- **TASK ITEM**: If a line in the records below contains "Nubes", copy that line.

- **INPUT DATA**:
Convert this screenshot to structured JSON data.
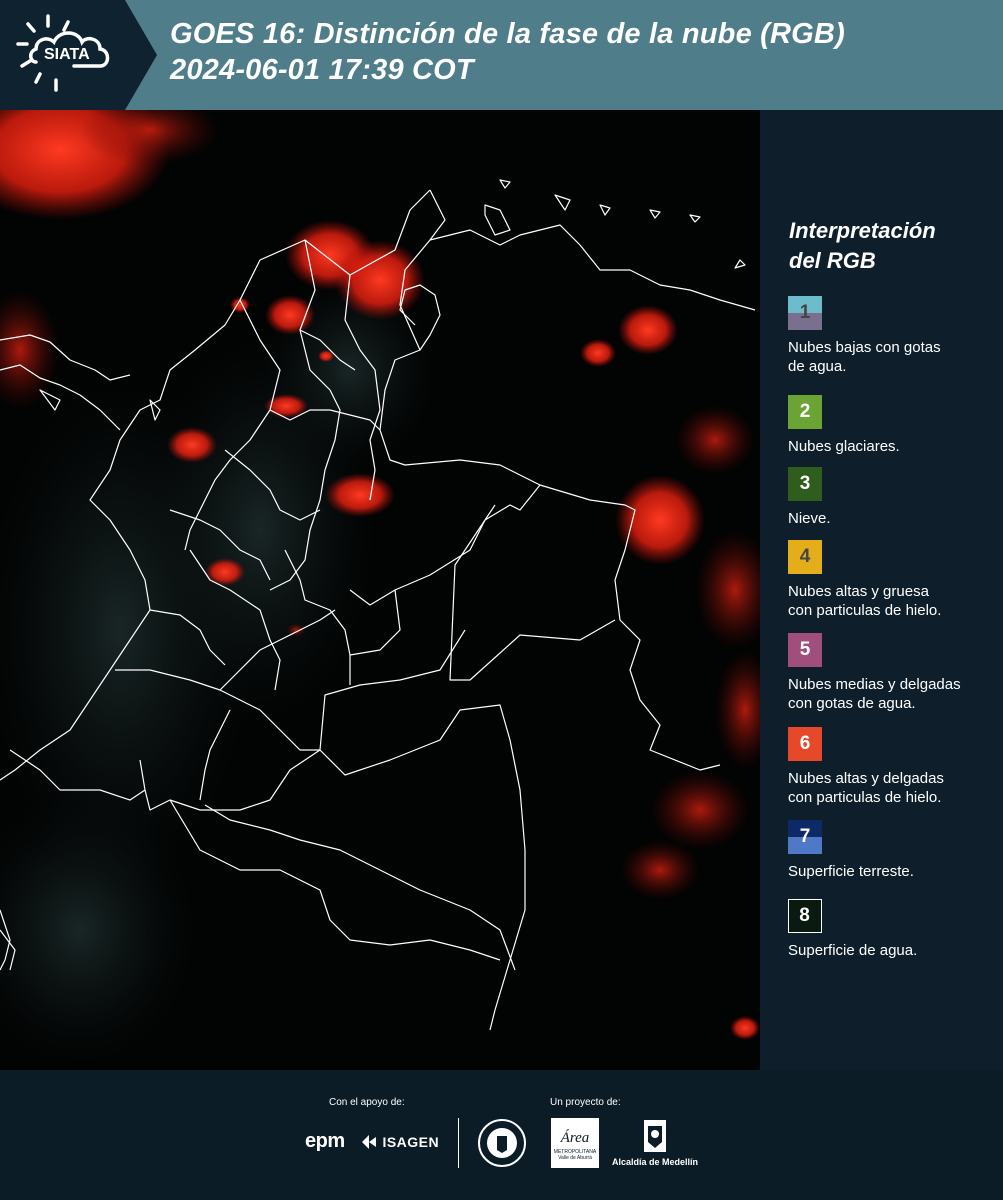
{
  "header": {
    "brand": "SIATA",
    "title_line1": "GOES 16: Distinción de la fase de la nube (RGB)",
    "title_line2": " 2024-06-01 17:39 COT"
  },
  "legend": {
    "title_line1": "Interpretación",
    "title_line2": "del RGB",
    "items": [
      {
        "num": "1",
        "label_line1": "Nubes bajas con gotas",
        "label_line2": "de agua.",
        "color_top": "#6cbccc",
        "color_bottom": "#7a6f8f",
        "num_color": "#444444"
      },
      {
        "num": "2",
        "label_line1": "Nubes glaciares.",
        "label_line2": "",
        "color_top": "#6aa434",
        "color_bottom": "#6aa434",
        "num_color": "#ffffff"
      },
      {
        "num": "3",
        "label_line1": "Nieve.",
        "label_line2": "",
        "color_top": "#2e5d1e",
        "color_bottom": "#2e5d1e",
        "num_color": "#ffffff"
      },
      {
        "num": "4",
        "label_line1": "Nubes altas y gruesa",
        "label_line2": "con particulas de hielo.",
        "color_top": "#e3ae1a",
        "color_bottom": "#e3ae1a",
        "num_color": "#444444"
      },
      {
        "num": "5",
        "label_line1": "Nubes medias y delgadas",
        "label_line2": "con gotas de agua.",
        "color_top": "#a04f7c",
        "color_bottom": "#a04f7c",
        "num_color": "#ffffff"
      },
      {
        "num": "6",
        "label_line1": "Nubes altas y delgadas",
        "label_line2": "con particulas de hielo.",
        "color_top": "#e6492a",
        "color_bottom": "#e6492a",
        "num_color": "#ffffff"
      },
      {
        "num": "7",
        "label_line1": "Superficie terreste.",
        "label_line2": "",
        "color_top": "#0e2a66",
        "color_bottom": "#4f78c6",
        "num_color": "#ffffff"
      },
      {
        "num": "8",
        "label_line1": "Superficie de agua.",
        "label_line2": "",
        "color_top": "#0a1a10",
        "color_bottom": "#0a1a10",
        "num_color": "#ffffff"
      }
    ]
  },
  "footer": {
    "support_label": "Con el apoyo de:",
    "project_label": "Un proyecto de:",
    "sponsor_epm": "epm",
    "sponsor_isagen": "ISAGEN",
    "partner_area": "Área",
    "partner_area_sub1": "METROPOLITANA",
    "partner_area_sub2": "Valle de Aburrá",
    "partner_alcaldia": "Alcaldía de Medellín"
  },
  "colors": {
    "cloud_red": "#ff2a1a",
    "border_white": "#ffffff",
    "header_bg": "#4f7d8a",
    "legend_bg": "#0e1f2b"
  }
}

- **RESPONSE**:
        "label_line1": "Nubes bajas con gotas",
        "label_line1": "Nubes glaciares.",
        "label_line1": "Nubes altas y gruesa",
        "label_line1": "Nubes medias y delgadas",
        "label_line1": "Nubes altas y delgadas",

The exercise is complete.